* Activity: Below are some records; reproduce every one of them exactly.
===
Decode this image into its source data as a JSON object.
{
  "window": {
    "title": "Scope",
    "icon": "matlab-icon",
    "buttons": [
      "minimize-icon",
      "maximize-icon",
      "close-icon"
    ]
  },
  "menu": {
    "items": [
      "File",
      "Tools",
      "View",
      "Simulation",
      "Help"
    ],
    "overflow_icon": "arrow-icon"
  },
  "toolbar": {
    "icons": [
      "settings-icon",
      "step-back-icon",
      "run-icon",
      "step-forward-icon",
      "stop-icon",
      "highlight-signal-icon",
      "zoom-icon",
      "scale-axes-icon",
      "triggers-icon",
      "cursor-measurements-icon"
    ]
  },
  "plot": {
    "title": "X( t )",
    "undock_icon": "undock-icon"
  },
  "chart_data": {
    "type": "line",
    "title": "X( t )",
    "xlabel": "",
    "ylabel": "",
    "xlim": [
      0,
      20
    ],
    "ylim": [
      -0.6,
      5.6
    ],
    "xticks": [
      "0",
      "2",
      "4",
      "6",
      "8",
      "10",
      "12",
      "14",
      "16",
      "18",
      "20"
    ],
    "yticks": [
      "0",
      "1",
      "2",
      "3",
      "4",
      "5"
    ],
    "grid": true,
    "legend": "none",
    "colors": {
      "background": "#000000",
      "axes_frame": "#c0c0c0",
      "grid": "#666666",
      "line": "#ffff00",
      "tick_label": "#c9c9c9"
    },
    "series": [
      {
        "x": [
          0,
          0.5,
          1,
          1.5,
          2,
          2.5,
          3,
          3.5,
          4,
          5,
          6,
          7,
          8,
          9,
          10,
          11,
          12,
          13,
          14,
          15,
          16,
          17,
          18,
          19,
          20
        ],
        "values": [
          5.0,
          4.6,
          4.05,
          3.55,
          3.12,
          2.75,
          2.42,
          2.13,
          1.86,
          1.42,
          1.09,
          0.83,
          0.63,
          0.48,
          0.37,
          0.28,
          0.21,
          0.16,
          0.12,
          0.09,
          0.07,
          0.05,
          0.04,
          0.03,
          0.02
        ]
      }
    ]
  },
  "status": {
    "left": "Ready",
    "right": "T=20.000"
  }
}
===
* Solution for this problem:
Decode this image into its source data as a JSON object.
{
  "window": {
    "title": "Scope",
    "icon": "matlab-icon",
    "buttons": [
      "minimize-icon",
      "maximize-icon",
      "close-icon"
    ]
  },
  "menu": {
    "items": [
      "File",
      "Tools",
      "View",
      "Simulation",
      "Help"
    ],
    "overflow_icon": "arrow-icon"
  },
  "toolbar": {
    "icons": [
      "settings-icon",
      "step-back-icon",
      "run-icon",
      "step-forward-icon",
      "stop-icon",
      "highlight-signal-icon",
      "zoom-icon",
      "scale-axes-icon",
      "triggers-icon",
      "cursor-measurements-icon"
    ]
  },
  "plot": {
    "title": "X( t )",
    "undock_icon": "undock-icon"
  },
  "chart_data": {
    "type": "line",
    "title": "X( t )",
    "xlabel": "",
    "ylabel": "",
    "xlim": [
      0,
      20
    ],
    "ylim": [
      -0.6,
      5.6
    ],
    "xticks": [
      "0",
      "2",
      "4",
      "6",
      "8",
      "10",
      "12",
      "14",
      "16",
      "18",
      "20"
    ],
    "yticks": [
      "0",
      "1",
      "2",
      "3",
      "4",
      "5"
    ],
    "grid": true,
    "legend": "none",
    "colors": {
      "background": "#000000",
      "axes_frame": "#c0c0c0",
      "grid": "#666666",
      "line": "#ffff00",
      "tick_label": "#c9c9c9"
    },
    "series": [
      {
        "x": [
          0,
          0.5,
          1,
          1.5,
          2,
          2.5,
          3,
          3.5,
          4,
          5,
          6,
          7,
          8,
          9,
          10,
          11,
          12,
          13,
          14,
          15,
          16,
          17,
          18,
          19,
          20
        ],
        "values": [
          5.0,
          4.6,
          4.05,
          3.55,
          3.12,
          2.75,
          2.42,
          2.13,
          1.86,
          1.42,
          1.09,
          0.83,
          0.63,
          0.48,
          0.37,
          0.28,
          0.21,
          0.16,
          0.12,
          0.09,
          0.07,
          0.05,
          0.04,
          0.03,
          0.02
        ]
      }
    ]
  },
  "status": {
    "left": "Ready",
    "right": "T=20.000"
  }
}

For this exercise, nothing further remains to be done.